frgavin on July 8th, 2014

By in Biblical Studies 25


Screen Shot 2014-07-01 at 13.14.04My Grove booklet on the key biblical texts on same-sex unions is now out. You can order it from the Grove website, either as a printed booklet or as PDF.

I cover the debates around Gen 1 and 2, Gen 19, Judges 19, Leviticus 18 and 20 , Jesus and the gospels, Acts 15, Romans 1, 1 Cor 6 and 1 Tim 1. For each of these, I set out what I see as the ‘traditionalist’ and ‘revisionist’ readings of these texts (though these and any other terms are always problematic) and then evaluate them in the light of interpretation of the texts in question.

I hope that the booklet will serve to clear the air a little on the debate, by clarifying what the Bible does and does not say on this issue. Here is part of my introduction.

Why another Grove booklet on same-sex unions? There are numerous reasons. For one thing, since the first Grove Biblical booklet was published addressing this question some 15 years ago, the landscape of the debate has changed both significantly and remarkably rapidly. Secondly, this question has dominated media coverage of the Christian churches and their engagement with society. (Some of us have argued that there might be more important or even more urgent things to consider, but the media, and in particular social media, does not appear to agree.) Thirdly, this issue is often tied in together with the issue of women’s leadership in the church, and as the Church of England is moving decisively to ordain women as bishops, many are saying that the church’s position on same-sex unions is the next thing that must change.

But this leads to the fourth, and perhaps most important reason for a short, accessible overview of the biblical texts. Something quite strange has been happening in the public debate about same-sex unions. Although there is extensive literature on the question, and specifically on the issue of how we read the biblical texts, conclusions that once could be called well established now appear either to be ignored or forgotten.

For example, one leading advocate of a change to the church’s position, from what is described as an ‘evangelical’ perspective, argues that we should ignore the texts on sexual ethics in Leviticus 18 and 20 because we ignore the prohibition on eating shellfish and wearing clothes of mixed fibres. I had thought that this kind of ‘naïve’ (in the strict sense) reading of the Old Testament, which assumes that all commands have equal significance so must be accepted or rejected together, had been set aside in the debate.

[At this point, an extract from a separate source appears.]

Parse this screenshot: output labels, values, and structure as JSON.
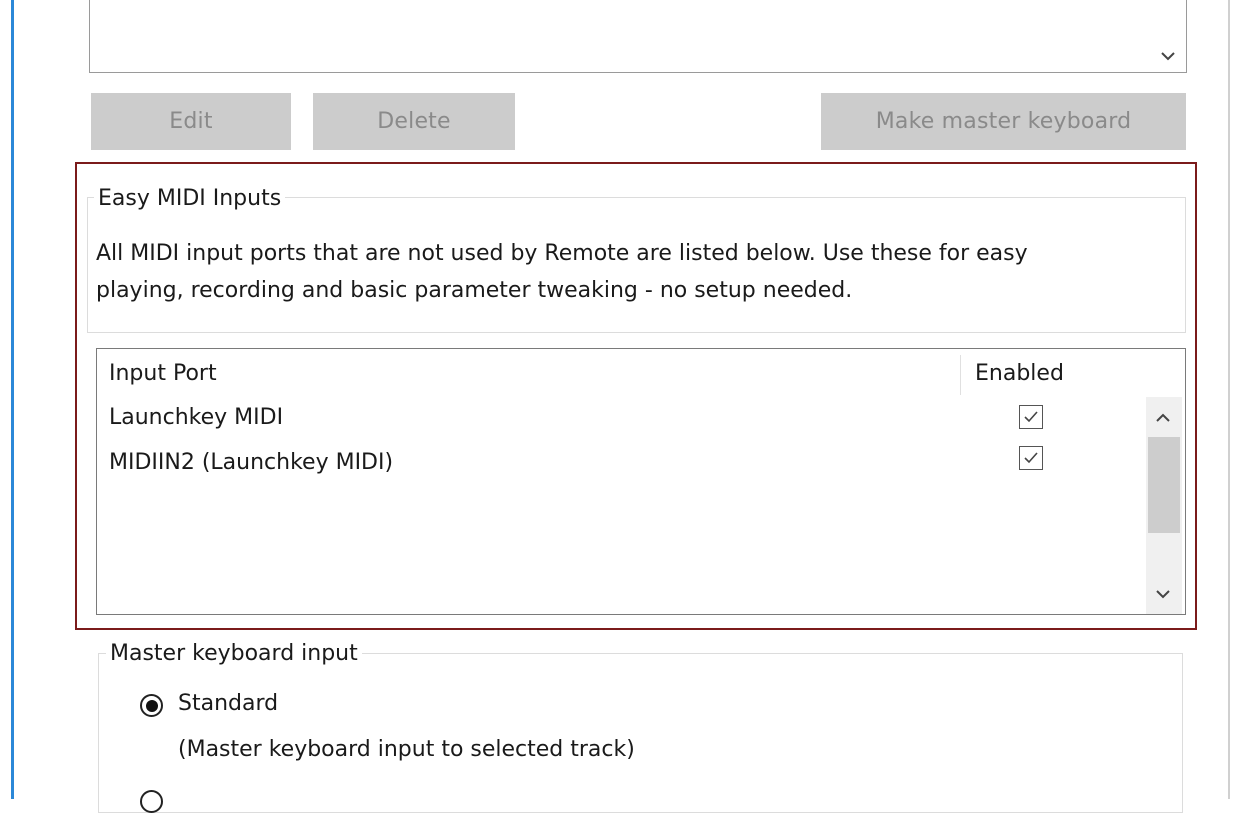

But it is continuing to make its presence felt in popular discussion.  Another example occurs in recent scholarly work; a text published only last year (Brownson’s Bible, Gender, Sexuality) questions the link between Paul’s term arsenokoitai in 1 Cor 6.9 and the Greek version of Lev 18.22—a link which I think most would regard as very well established (p 271). There is really no other plausible explanation for this term, which Paul appears to have coined himself.

Screen Shot 2014-07-01 at 13.14.04 - Version 2So the purpose of this booklet is not to bully people, nor to make a minority in the churches or society feel marginalized, nor to defend the mistreatment of people who experience same-sex attraction in previous generations or other cultures. It is, however, to set out the key texts, to explore concisely the issues in the interpretation of these texts, including engaging with important and recent commentators, and to see whether the biblical witness can offer any warrant for the affirmation of same-sex sexual union as a ‘way of life, hallowed by God’ on a par with the marriage of one man to one woman. This is not an attempt at an academic treatise, but aims to be relevant and accessible for church members and leaders who would like some guidance through this discussion. I have engaged both with academic and popular arguments, and sought to connect the two areas of discussion.

Order now from Grove Books


Leave a Reply

You must be logged in to post a comment.